Task brief - Each entry is to be given again word for word; images are dropped.

Records provided -
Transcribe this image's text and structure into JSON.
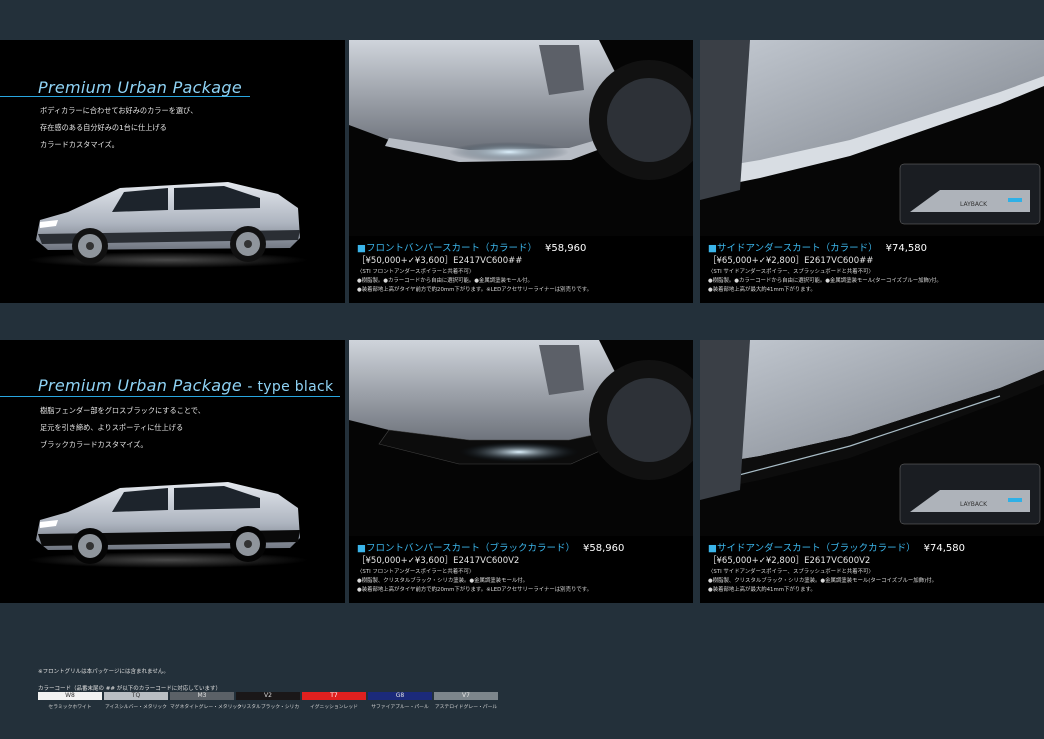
{
  "section1": {
    "title": "Premium Urban Package",
    "desc": [
      "ボディカラーに合わせてお好みのカラーを選び、",
      "存在感のある自分好みの1台に仕上げる",
      "カラードカスタマイズ。"
    ],
    "product_a": {
      "name": "■フロントバンパースカート（カラード）",
      "price": "¥58,960",
      "code": "［¥50,000+✓¥3,600］E2417VC600##",
      "notes": [
        "〈STI フロントアンダースポイラーと共着不可〉",
        "●樹脂製。●カラーコードから自由に選択可能。●金属調塗装モール付。",
        "●装着部地上高がタイヤ前方で約20mm下がります。※LEDアクセサリーライナーは別売りです。"
      ]
    },
    "product_b": {
      "name": "■サイドアンダースカート（カラード）",
      "price": "¥74,580",
      "code": "［¥65,000+✓¥2,800］E2617VC600##",
      "notes": [
        "〈STI サイドアンダースポイラー、スプラッシュボードと共着不可〉",
        "●樹脂製。●カラーコードから自由に選択可能。●金属調塗装モール(ターコイズブルー加飾)付。",
        "●装着部地上高が最大約41mm下がります。"
      ],
      "badge": "LAYBACK"
    }
  },
  "section2": {
    "title": "Premium Urban Package",
    "title_suffix": "- type black",
    "desc": [
      "樹脂フェンダー部をグロスブラックにすることで、",
      "足元を引き締め、よりスポーティに仕上げる",
      "ブラックカラードカスタマイズ。"
    ],
    "product_a": {
      "name": "■フロントバンパースカート（ブラックカラード）",
      "price": "¥58,960",
      "code": "［¥50,000+✓¥3,600］E2417VC600V2",
      "notes": [
        "〈STI フロントアンダースポイラーと共着不可〉",
        "●樹脂製、クリスタルブラック・シリカ塗装。●金属調塗装モール付。",
        "●装着部地上高がタイヤ前方で約20mm下がります。※LEDアクセサリーライナーは別売りです。"
      ]
    },
    "product_b": {
      "name": "■サイドアンダースカート（ブラックカラード）",
      "price": "¥74,580",
      "code": "［¥65,000+✓¥2,800］E2617VC600V2",
      "notes": [
        "〈STI サイドアンダースポイラー、スプラッシュボードと共着不可〉",
        "●樹脂製、クリスタルブラック・シリカ塗装。●金属調塗装モール(ターコイズブルー加飾)付。",
        "●装着部地上高が最大約41mm下がります。"
      ],
      "badge": "LAYBACK"
    }
  },
  "footnote": "※フロントグリルは本パッケージには含まれません。",
  "color_code_title": "カラーコード（品番末尾の ## が以下のカラーコードに対応しています）",
  "colors": [
    {
      "code": "W8",
      "name": "セラミックホワイト",
      "bg": "#f2f2f2",
      "fg": "#333333"
    },
    {
      "code": "TQ",
      "name": "アイスシルバー・メタリック",
      "bg": "#b9bec3",
      "fg": "#333333"
    },
    {
      "code": "M3",
      "name": "マグネタイトグレー・メタリック",
      "bg": "#5b6167",
      "fg": "#e0e0e0"
    },
    {
      "code": "V2",
      "name": "クリスタルブラック・シリカ",
      "bg": "#1a1718",
      "fg": "#dddddd"
    },
    {
      "code": "T7",
      "name": "イグニッションレッド",
      "bg": "#e0201f",
      "fg": "#ffffff"
    },
    {
      "code": "G8",
      "name": "サファイアブルー・パール",
      "bg": "#1b2a7a",
      "fg": "#e0e0e0"
    },
    {
      "code": "V7",
      "name": "アステロイドグレー・パール",
      "bg": "#7d868c",
      "fg": "#e8e8e8"
    }
  ],
  "colors_meta": {
    "accent": "#29a6e0",
    "page_bg": "#23303a"
  }
}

Reply to the exercise -
Transcribe this image's text and structure into JSON.
{
  "section1": {
    "title": "Premium Urban Package",
    "desc": [
      "ボディカラーに合わせてお好みのカラーを選び、",
      "存在感のある自分好みの1台に仕上げる",
      "カラードカスタマイズ。"
    ],
    "product_a": {
      "name": "■フロントバンパースカート（カラード）",
      "price": "¥58,960",
      "code": "［¥50,000+✓¥3,600］E2417VC600##",
      "notes": [
        "〈STI フロントアンダースポイラーと共着不可〉",
        "●樹脂製。●カラーコードから自由に選択可能。●金属調塗装モール付。",
        "●装着部地上高がタイヤ前方で約20mm下がります。※LEDアクセサリーライナーは別売りです。"
      ]
    },
    "product_b": {
      "name": "■サイドアンダースカート（カラード）",
      "price": "¥74,580",
      "code": "［¥65,000+✓¥2,800］E2617VC600##",
      "notes": [
        "〈STI サイドアンダースポイラー、スプラッシュボードと共着不可〉",
        "●樹脂製。●カラーコードから自由に選択可能。●金属調塗装モール(ターコイズブルー加飾)付。",
        "●装着部地上高が最大約41mm下がります。"
      ],
      "badge": "LAYBACK"
    }
  },
  "section2": {
    "title": "Premium Urban Package",
    "title_suffix": "- type black",
    "desc": [
      "樹脂フェンダー部をグロスブラックにすることで、",
      "足元を引き締め、よりスポーティに仕上げる",
      "ブラックカラードカスタマイズ。"
    ],
    "product_a": {
      "name": "■フロントバンパースカート（ブラックカラード）",
      "price": "¥58,960",
      "code": "［¥50,000+✓¥3,600］E2417VC600V2",
      "notes": [
        "〈STI フロントアンダースポイラーと共着不可〉",
        "●樹脂製、クリスタルブラック・シリカ塗装。●金属調塗装モール付。",
        "●装着部地上高がタイヤ前方で約20mm下がります。※LEDアクセサリーライナーは別売りです。"
      ]
    },
    "product_b": {
      "name": "■サイドアンダースカート（ブラックカラード）",
      "price": "¥74,580",
      "code": "［¥65,000+✓¥2,800］E2617VC600V2",
      "notes": [
        "〈STI サイドアンダースポイラー、スプラッシュボードと共着不可〉",
        "●樹脂製、クリスタルブラック・シリカ塗装。●金属調塗装モール(ターコイズブルー加飾)付。",
        "●装着部地上高が最大約41mm下がります。"
      ],
      "badge": "LAYBACK"
    }
  },
  "footnote": "※フロントグリルは本パッケージには含まれません。",
  "color_code_title": "カラーコード（品番末尾の ## が以下のカラーコードに対応しています）",
  "colors": [
    {
      "code": "W8",
      "name": "セラミックホワイト",
      "bg": "#f2f2f2",
      "fg": "#333333"
    },
    {
      "code": "TQ",
      "name": "アイスシルバー・メタリック",
      "bg": "#b9bec3",
      "fg": "#333333"
    },
    {
      "code": "M3",
      "name": "マグネタイトグレー・メタリック",
      "bg": "#5b6167",
      "fg": "#e0e0e0"
    },
    {
      "code": "V2",
      "name": "クリスタルブラック・シリカ",
      "bg": "#1a1718",
      "fg": "#dddddd"
    },
    {
      "code": "T7",
      "name": "イグニッションレッド",
      "bg": "#e0201f",
      "fg": "#ffffff"
    },
    {
      "code": "G8",
      "name": "サファイアブルー・パール",
      "bg": "#1b2a7a",
      "fg": "#e0e0e0"
    },
    {
      "code": "V7",
      "name": "アステロイドグレー・パール",
      "bg": "#7d868c",
      "fg": "#e8e8e8"
    }
  ],
  "colors_meta": {
    "accent": "#29a6e0",
    "page_bg": "#23303a"
  }
}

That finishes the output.